MELODIC filtered data were entered into a first-level analysis, to produce contrast of parameter estimate (COPE) images for blood oxygen level-dependent (BOLD) response to food and control images separately. Mean BOLD % signal change (unthresholded) was extracted with Featquery using masks of a priori regions of interest (ROI) selected from standard templates from WFUPickatlas (Maldjian et al. 2003). The ROIs chosen were based on previous neuroimaging work (see Supplemental Table 1 for list of ROIs and supporting references). The BOLD % signal change to food and control images was compared using paired sample t tests using IBM SPSS (version 23). Bonferroni correction was applied to control for the family-wise error (FWE).

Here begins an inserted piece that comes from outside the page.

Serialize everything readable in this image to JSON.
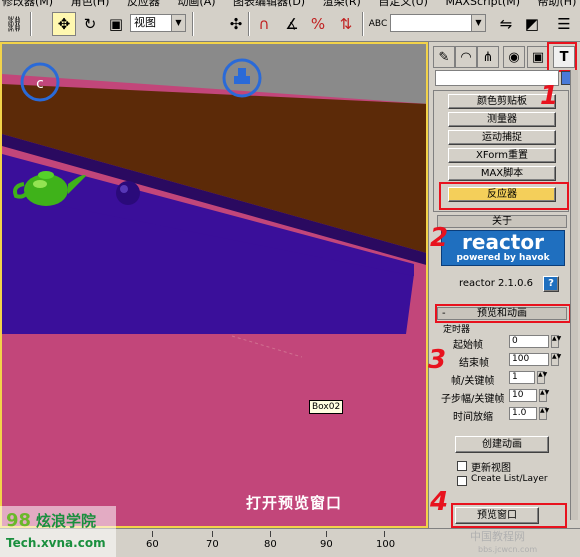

Analysis 2: effect of placebo versus mCPP on BOLD signals to high- and low-calorie foods
MELODIC filtered data were entered into a first-level analysis, to produce COPE images for high-calorie and low-calorie food images, minus the BOLD response to the corresponding control images. These COPEs were averaged across each of the scanning blocks for each participant. A subsequent analysis was run on these outputs for each participant to subtract baseline scans from post-dosing scans. The outputs were entered into the final mixed effects (FLAME 1 + 2) group analysis, producing contrasts between placebo and mCPP conditions for BOLD signal activity in response to the high-calorie food images and the low-calorie food images separately.

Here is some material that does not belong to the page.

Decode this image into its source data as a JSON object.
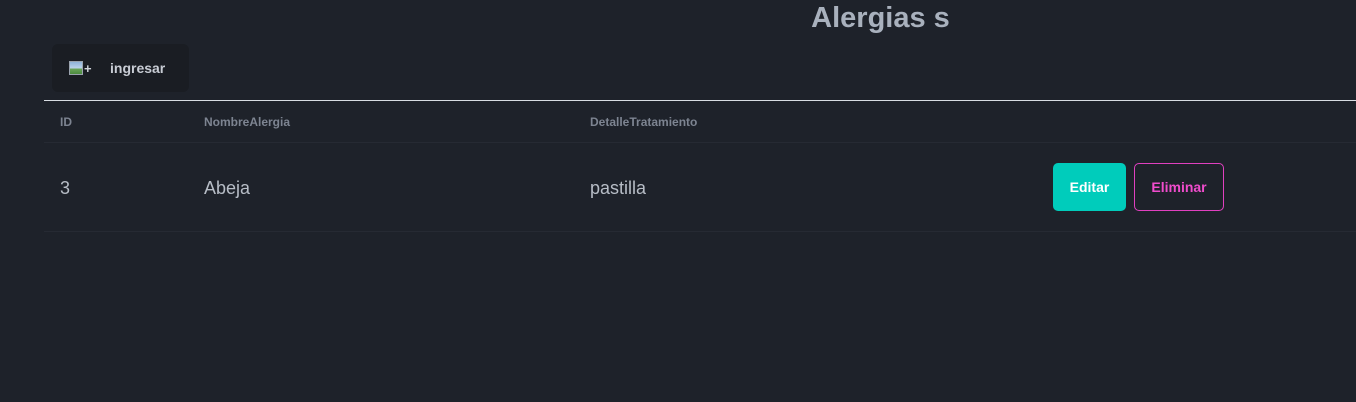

Group Z statistic images were corrected for multiple comparisons by FWE correction using AlphaSim, part of the AFNI toolkit (Cox 1996) (AFNI Version 16.1.16—May 25, 2016). With a voxel-wise threshold of p < 0.005 (Z > 2.6), only clusters with more than 24 contiguous voxels were significant with a FWE rate corrected p < 0.05.
Analysis 2 above was repeated with mean centred VAS ratings (taken immediately prior to each scan) of nausea, light-headed and faint entered as covariates (separately) to account for any non-specific effects of mCPP on the BOLD response to food images.
Main effects and interactions with condition were examined with analysis of variance (ANOVA). Bonferroni correction was used on all follow-up t tests unless otherwise stated.
Data were lost for seven pasta sessions and two cookie sessions due to technical issues, such as participants leaning on the balance. In addition, one participant did not return for the second session.